According to the staff report:

Because the parcel is not needed for right-of-way purposes, and since the small size of the parcel and its isolation from other public land make it unsuitable for any other public use, the County will serve the greater public benefit by conveying the parcel to Dominion Energy for redevelopment.

Photo via Fairfax County

0 Comments

The fences are up and construction is underway on the site of the former Chili’s in Tysons as Fairfax-based Great American Restaurants prepares for the opening of its latest restaurant later this year.

The new restaurant will occupy a large new building which looks like a cross between a church and a warehouse. It was built on what was once a Chili’s and an On the Border Mexican Grill & Cantina, before both closed and were torn down.

The manager at another Great American Restaurants location said the new eatery will serve American cuisine. A name hasn’t been selected yet, but the manager said the food would be somewhere between the cuisine of Mike’s American in Springfield and Jackson’s in Reston, two of the company’s other locations.

Great American Restaurants currently operates 10 locations across Fairfax, including Coastal Flats in the Tysons Corner Center mall. Its headquarters are also located in Fairfax, near Merrifield.

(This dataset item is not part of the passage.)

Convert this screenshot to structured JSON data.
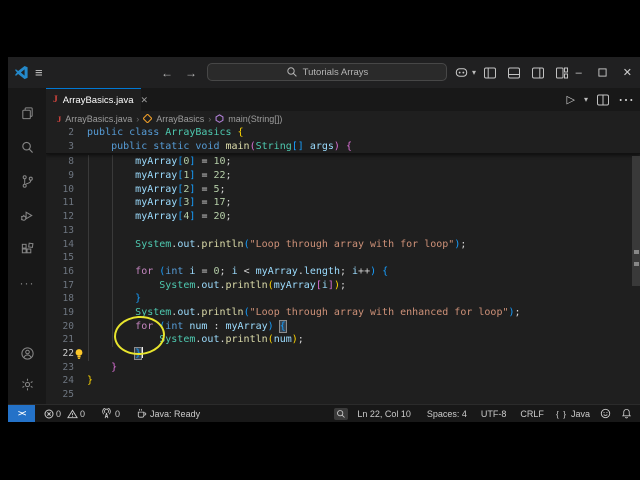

On Reddit, several users said the new Tysons restaurant would have a sports bar component. The manager said the location would also contain a bakery, similar to the Best Buns Bread Company in Arlington, and is planning to open in June or July.

0 Comments

This past New Year’s Day brought new resolutions — and, in Virginia, new state vehicle inspection stickers.

The new stickers were first issued by inspection stations at the beginning of January, according to Virginia State Police.

The stickers are smaller, in response to complaints that the new sticker placement on the bottom left of the windshield, which started in 2018, resulted in reduced visibility for drivers. The stickers also come on a backing that reminds drivers to move over for emergency vehicles stopped along the side of the road.

More from a VSP press release:

The Virginia State Police Safety Division is rolling out a newly-designed vehicle safety approval inspection sticker that now includes a traffic safety message. Effective Jan. 1, 2019, all certified Virginia inspection stations began issuing the sticker which has been reduced from 2.75 inches in height to 2 inches and from 4 inches in length to 3 inches. The year of expiration is now permanently affixed to the right side of the sticker, with the only insert being the month of expiration. Even though the overall size has been reduced, the month has been enlarged to provide better visibility.

“The change in size is in response to the feedback State Police received from Virginians following the sticker’s relocation to the bottom left corner of the windshield in 2018,” said Captain R.C. Maxey Jr., Virginia State Police Safety Division Commander. “We heard from a number of motorists who had difficulty seeing around the sticker, so we worked to reduce its size to slightly smaller than the average credit card.”

The sticker’s security features have also been enhanced in order to discourage and prevent unauthorized removal, tampering and counterfeit practices. The changes in size and design do not apply to motorcycle or trailer safety inspection stickers. Vehicle rejection stickers also remain unchanged.

Another new feature of the inspection sticker enables State Police to reach an estimated 8.2 million motorists annually with a reminder about Virginia’s “Move Over” law. This portion of the sticker is not for display on the front windshield. Instead, it is detached by the inspector and provided to the customer. Virginia’s “Move Over” law requires motorists to move over a lane when approaching an emergency vehicle stopped alongside the road. If unable to move over, then drivers are required to cautiously pass the emergency vehicle. The law applies to all vehicles equipped with red, blue and amber lights.

The placement of the sticker was changed in 2018 from the center of the windshield to the bottom, left corner due to safety concerns related to automotive innovations in recent years. The center placement of the sticker could prevent a vehicle’s crash avoidance system from operating properly.

2 Comment
×

Subscribe to our mailing list